The answer should be each line from the entries below that has the word "Owner" in it.
───── Records supplied
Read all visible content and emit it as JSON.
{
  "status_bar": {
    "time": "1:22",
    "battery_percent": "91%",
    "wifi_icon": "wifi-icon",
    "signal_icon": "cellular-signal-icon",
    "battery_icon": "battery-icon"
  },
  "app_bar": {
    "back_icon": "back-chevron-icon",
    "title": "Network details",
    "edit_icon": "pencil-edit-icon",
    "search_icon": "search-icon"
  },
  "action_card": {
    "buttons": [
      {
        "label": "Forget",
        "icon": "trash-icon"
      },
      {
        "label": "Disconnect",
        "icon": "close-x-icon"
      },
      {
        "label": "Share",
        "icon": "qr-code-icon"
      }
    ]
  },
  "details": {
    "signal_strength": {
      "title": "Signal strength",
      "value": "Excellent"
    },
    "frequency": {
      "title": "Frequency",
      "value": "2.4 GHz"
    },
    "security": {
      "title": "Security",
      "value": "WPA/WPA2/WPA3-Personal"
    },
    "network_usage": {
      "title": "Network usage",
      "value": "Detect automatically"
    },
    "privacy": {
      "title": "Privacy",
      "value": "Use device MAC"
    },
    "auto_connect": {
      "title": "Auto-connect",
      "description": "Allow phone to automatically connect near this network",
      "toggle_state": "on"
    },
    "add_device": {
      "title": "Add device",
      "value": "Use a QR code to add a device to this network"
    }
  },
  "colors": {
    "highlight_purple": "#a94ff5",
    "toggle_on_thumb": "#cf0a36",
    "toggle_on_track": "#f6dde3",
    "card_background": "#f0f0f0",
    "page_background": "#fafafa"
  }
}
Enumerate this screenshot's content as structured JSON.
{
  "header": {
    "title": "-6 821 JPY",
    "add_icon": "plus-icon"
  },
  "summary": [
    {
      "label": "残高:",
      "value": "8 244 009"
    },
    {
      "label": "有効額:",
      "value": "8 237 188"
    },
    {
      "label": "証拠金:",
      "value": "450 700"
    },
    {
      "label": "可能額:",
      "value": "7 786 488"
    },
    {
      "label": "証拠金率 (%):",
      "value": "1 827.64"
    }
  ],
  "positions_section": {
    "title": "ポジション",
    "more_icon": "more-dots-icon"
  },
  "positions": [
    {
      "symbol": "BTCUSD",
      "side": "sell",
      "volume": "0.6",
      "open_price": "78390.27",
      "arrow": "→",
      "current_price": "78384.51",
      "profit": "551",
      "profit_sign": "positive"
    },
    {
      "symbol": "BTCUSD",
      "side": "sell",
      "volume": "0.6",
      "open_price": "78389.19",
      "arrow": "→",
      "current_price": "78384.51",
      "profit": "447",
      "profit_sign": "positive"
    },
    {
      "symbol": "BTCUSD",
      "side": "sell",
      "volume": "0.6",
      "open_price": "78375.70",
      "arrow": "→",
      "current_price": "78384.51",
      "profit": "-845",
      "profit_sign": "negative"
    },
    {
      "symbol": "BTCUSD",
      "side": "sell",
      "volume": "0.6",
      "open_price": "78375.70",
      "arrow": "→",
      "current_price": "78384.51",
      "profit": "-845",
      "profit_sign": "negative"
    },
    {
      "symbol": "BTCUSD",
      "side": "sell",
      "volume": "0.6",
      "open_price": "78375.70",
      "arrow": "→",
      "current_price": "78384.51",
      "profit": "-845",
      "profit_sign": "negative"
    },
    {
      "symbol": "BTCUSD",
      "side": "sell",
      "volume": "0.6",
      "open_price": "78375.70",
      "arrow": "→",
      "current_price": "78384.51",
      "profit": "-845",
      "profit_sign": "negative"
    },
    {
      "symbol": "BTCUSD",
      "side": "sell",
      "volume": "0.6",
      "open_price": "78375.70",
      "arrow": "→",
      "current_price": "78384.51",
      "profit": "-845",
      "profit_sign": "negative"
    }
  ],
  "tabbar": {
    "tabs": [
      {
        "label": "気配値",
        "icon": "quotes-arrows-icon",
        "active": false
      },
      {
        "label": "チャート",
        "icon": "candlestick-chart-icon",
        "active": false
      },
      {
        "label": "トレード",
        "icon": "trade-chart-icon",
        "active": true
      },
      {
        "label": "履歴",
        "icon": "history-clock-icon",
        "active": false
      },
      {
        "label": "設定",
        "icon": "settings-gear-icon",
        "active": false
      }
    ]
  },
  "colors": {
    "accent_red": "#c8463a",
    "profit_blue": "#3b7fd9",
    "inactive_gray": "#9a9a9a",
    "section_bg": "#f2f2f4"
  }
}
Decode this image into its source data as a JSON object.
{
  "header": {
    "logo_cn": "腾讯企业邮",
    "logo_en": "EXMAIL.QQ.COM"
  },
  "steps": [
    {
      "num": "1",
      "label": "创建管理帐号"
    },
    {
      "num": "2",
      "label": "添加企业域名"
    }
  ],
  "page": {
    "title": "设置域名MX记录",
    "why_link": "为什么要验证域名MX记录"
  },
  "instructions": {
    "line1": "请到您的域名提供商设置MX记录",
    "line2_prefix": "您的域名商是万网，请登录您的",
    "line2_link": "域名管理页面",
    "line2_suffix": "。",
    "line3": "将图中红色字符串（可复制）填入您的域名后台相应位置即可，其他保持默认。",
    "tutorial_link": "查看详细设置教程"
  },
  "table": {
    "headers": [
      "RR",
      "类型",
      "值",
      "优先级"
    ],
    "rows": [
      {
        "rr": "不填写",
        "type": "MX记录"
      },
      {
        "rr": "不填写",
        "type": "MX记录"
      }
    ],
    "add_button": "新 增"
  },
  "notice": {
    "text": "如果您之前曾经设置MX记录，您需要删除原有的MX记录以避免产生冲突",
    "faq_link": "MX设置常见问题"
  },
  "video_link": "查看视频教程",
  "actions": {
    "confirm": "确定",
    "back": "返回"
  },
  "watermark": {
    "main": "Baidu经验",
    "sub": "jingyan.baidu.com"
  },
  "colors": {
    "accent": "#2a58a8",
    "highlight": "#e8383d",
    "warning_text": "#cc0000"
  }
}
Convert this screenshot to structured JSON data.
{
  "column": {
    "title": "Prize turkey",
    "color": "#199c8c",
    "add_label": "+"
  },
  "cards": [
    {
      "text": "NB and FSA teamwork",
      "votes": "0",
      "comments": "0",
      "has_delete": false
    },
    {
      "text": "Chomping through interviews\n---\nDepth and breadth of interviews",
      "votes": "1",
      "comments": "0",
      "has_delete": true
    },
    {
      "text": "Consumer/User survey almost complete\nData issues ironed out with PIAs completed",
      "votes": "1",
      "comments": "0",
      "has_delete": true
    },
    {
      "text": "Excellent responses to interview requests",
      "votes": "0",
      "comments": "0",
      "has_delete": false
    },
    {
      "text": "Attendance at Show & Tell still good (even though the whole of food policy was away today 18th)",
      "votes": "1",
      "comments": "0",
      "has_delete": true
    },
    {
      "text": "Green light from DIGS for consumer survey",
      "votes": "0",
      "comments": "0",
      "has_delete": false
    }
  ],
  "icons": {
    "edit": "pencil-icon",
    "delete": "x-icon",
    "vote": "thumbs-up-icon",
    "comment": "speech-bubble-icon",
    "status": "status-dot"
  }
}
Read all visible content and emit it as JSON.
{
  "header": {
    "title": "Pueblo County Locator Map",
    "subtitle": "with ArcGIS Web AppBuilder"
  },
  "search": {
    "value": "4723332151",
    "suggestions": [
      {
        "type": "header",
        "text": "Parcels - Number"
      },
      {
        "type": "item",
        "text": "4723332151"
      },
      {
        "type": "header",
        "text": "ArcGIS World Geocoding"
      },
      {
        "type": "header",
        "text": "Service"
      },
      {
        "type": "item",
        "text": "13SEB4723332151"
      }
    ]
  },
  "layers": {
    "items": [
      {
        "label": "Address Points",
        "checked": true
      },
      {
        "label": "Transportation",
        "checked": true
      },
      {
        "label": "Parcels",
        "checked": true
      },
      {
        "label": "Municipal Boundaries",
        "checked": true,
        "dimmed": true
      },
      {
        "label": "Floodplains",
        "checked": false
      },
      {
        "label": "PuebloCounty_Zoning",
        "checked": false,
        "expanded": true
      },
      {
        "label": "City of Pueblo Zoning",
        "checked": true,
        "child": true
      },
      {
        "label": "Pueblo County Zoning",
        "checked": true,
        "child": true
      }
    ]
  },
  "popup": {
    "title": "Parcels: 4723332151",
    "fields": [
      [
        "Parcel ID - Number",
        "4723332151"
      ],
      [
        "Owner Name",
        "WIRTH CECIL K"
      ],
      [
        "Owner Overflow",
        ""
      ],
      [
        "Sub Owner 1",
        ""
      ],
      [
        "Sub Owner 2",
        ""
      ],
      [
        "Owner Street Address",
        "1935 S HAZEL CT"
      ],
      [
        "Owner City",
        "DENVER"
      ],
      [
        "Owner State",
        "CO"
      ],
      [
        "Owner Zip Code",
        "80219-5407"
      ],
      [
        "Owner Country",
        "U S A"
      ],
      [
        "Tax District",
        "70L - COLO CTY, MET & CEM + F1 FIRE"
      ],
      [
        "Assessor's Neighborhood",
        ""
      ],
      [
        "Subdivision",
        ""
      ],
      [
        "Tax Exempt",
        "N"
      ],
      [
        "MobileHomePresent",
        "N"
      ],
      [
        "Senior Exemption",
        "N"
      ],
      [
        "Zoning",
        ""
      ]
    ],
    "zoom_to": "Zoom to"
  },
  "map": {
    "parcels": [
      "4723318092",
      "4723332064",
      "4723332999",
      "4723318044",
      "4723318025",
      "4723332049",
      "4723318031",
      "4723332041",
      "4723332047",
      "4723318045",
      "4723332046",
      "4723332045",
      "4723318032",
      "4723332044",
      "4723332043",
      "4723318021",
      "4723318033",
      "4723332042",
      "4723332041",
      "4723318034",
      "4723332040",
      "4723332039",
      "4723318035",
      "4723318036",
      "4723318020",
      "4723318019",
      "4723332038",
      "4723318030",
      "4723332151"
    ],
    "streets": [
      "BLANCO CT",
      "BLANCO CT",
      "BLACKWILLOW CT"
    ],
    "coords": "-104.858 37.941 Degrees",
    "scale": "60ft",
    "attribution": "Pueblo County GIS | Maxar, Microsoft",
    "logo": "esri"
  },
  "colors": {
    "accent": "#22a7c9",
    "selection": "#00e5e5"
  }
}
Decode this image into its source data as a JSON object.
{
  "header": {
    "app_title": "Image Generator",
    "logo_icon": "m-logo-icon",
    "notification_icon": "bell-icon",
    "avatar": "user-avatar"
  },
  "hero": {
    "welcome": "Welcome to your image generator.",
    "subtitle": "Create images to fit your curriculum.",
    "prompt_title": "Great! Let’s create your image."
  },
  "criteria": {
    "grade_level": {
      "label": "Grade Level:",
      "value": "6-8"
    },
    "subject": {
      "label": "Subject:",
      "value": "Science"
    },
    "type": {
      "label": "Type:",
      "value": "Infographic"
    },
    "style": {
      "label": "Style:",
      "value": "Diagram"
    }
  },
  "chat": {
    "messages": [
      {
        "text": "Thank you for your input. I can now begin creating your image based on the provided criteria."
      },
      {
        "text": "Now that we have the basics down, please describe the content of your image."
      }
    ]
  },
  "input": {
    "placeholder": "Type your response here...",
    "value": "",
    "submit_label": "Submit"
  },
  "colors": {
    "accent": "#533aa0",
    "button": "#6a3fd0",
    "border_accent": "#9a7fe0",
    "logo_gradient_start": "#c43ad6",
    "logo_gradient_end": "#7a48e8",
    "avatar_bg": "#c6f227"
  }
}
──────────
Answer to the exercise
        "Owner Name",
        "Owner Overflow",
        "Sub Owner 1",
        "Sub Owner 2",
        "Owner Street Address",
        "Owner City",
        "Owner State",
        "Owner Zip Code",
        "Owner Country",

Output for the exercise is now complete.